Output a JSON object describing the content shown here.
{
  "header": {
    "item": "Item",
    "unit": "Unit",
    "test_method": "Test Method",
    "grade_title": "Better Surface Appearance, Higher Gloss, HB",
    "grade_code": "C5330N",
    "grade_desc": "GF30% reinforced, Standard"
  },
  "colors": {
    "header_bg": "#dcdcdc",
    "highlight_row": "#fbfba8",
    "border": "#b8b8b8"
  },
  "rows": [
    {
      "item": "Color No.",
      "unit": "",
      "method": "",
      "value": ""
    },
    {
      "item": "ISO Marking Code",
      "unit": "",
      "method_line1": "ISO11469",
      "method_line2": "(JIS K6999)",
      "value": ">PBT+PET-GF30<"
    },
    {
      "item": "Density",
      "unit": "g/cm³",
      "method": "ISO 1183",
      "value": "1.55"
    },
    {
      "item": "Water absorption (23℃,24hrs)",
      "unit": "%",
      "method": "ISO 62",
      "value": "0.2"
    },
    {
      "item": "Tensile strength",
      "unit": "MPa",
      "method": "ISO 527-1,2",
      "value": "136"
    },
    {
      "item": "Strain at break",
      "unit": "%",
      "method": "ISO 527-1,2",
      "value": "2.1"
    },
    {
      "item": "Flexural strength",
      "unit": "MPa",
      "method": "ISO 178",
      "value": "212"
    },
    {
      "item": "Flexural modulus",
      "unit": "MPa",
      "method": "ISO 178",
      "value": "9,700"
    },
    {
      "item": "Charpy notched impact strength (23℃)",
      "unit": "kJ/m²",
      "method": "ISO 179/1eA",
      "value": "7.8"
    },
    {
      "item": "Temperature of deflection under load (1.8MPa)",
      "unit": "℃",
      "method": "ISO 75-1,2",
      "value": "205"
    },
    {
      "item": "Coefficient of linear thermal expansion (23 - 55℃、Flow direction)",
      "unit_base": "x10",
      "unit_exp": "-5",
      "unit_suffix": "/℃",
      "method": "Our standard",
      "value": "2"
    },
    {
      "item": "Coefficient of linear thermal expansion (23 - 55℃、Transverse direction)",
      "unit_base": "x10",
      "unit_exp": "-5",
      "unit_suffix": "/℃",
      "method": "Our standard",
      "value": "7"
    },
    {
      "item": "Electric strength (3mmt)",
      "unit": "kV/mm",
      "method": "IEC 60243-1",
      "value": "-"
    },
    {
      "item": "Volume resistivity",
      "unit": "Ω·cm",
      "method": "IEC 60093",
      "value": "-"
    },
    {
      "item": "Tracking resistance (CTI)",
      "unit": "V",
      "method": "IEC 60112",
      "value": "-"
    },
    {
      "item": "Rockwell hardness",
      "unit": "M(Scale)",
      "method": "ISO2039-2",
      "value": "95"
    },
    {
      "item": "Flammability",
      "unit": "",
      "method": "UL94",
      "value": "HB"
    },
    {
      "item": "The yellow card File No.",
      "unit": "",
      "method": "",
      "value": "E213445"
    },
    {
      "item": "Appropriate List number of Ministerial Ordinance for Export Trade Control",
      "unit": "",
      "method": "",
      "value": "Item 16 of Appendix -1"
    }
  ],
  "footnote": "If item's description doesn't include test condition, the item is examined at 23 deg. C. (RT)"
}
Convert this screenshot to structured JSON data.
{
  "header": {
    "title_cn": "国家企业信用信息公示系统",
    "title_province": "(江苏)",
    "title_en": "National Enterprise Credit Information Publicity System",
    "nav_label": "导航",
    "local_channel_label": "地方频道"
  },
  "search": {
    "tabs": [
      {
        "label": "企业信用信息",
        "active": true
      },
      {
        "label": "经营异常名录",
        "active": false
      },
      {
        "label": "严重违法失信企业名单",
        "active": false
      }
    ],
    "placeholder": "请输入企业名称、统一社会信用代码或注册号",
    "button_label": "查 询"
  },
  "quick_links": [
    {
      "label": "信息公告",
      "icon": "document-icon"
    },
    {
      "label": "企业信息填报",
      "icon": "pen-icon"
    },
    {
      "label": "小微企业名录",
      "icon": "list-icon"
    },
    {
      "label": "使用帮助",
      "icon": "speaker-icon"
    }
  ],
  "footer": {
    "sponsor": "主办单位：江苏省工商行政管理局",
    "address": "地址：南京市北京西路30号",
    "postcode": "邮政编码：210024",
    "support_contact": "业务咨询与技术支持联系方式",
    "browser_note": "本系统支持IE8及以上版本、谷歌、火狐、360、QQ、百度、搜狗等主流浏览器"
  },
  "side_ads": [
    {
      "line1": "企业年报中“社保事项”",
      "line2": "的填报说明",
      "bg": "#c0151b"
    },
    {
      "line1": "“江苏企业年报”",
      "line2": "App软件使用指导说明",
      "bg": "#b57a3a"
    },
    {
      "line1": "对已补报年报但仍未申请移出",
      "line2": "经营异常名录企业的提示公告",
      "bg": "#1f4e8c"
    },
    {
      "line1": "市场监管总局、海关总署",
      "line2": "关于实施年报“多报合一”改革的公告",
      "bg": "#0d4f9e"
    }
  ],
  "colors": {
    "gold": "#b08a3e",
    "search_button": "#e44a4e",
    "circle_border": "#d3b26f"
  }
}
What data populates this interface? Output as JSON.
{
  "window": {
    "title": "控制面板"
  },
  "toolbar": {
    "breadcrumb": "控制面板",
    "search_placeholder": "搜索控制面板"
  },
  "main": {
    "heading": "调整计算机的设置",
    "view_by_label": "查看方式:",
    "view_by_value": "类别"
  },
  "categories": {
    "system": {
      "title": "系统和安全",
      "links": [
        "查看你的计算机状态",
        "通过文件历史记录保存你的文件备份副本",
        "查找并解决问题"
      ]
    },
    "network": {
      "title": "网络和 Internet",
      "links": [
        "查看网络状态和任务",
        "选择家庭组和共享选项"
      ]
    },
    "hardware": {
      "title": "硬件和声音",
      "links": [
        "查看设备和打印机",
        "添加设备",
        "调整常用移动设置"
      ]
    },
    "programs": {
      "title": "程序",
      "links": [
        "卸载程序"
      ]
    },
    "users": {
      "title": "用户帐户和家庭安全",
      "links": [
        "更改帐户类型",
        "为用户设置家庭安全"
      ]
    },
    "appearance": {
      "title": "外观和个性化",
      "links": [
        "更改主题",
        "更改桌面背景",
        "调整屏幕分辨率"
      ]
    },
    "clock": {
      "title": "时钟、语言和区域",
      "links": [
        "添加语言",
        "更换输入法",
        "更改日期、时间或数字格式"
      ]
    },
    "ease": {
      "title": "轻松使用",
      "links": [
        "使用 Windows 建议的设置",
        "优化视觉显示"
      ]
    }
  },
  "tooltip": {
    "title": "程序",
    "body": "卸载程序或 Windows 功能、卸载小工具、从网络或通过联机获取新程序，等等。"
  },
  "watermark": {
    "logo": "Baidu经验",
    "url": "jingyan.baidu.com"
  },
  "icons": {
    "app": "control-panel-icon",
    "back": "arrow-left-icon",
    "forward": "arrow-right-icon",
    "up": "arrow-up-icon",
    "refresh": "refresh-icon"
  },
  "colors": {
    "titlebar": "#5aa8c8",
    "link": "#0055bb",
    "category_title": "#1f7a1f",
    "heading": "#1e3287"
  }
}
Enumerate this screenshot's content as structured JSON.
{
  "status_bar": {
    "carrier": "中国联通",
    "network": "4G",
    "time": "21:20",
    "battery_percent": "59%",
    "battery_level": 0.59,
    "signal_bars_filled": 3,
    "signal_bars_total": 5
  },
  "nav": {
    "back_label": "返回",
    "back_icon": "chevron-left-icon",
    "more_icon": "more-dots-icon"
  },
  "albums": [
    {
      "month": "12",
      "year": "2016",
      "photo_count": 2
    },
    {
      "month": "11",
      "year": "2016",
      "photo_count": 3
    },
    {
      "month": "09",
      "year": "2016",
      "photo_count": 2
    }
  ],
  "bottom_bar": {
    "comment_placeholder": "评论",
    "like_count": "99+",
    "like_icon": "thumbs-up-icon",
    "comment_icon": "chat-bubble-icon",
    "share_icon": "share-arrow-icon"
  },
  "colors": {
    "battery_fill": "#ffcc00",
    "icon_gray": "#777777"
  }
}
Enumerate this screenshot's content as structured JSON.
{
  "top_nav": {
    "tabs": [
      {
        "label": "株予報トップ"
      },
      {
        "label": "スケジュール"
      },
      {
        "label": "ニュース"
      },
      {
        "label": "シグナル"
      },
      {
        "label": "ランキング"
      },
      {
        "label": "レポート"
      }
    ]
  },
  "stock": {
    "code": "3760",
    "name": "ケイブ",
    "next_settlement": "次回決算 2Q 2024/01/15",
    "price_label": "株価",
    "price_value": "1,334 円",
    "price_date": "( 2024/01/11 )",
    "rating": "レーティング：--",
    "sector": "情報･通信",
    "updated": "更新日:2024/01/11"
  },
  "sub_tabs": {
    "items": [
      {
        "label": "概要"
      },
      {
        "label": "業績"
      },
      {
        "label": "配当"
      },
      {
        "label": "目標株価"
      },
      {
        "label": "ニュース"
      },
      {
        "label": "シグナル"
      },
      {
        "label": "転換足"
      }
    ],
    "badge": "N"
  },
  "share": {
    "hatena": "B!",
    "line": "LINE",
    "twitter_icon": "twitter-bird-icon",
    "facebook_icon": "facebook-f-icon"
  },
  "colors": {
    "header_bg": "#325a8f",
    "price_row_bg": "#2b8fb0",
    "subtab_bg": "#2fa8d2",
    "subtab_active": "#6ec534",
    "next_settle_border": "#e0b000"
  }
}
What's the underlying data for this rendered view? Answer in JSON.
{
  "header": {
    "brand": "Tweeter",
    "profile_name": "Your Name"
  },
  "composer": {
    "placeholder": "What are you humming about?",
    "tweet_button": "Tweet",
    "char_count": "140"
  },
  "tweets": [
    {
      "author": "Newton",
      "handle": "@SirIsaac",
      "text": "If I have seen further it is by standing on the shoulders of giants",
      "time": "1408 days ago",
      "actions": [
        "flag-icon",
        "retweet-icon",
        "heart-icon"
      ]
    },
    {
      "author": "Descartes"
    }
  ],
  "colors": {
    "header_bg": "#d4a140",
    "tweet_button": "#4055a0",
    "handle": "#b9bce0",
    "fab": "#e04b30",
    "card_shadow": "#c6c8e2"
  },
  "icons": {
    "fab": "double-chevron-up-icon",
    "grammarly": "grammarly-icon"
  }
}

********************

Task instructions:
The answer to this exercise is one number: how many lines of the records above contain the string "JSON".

Written response:
6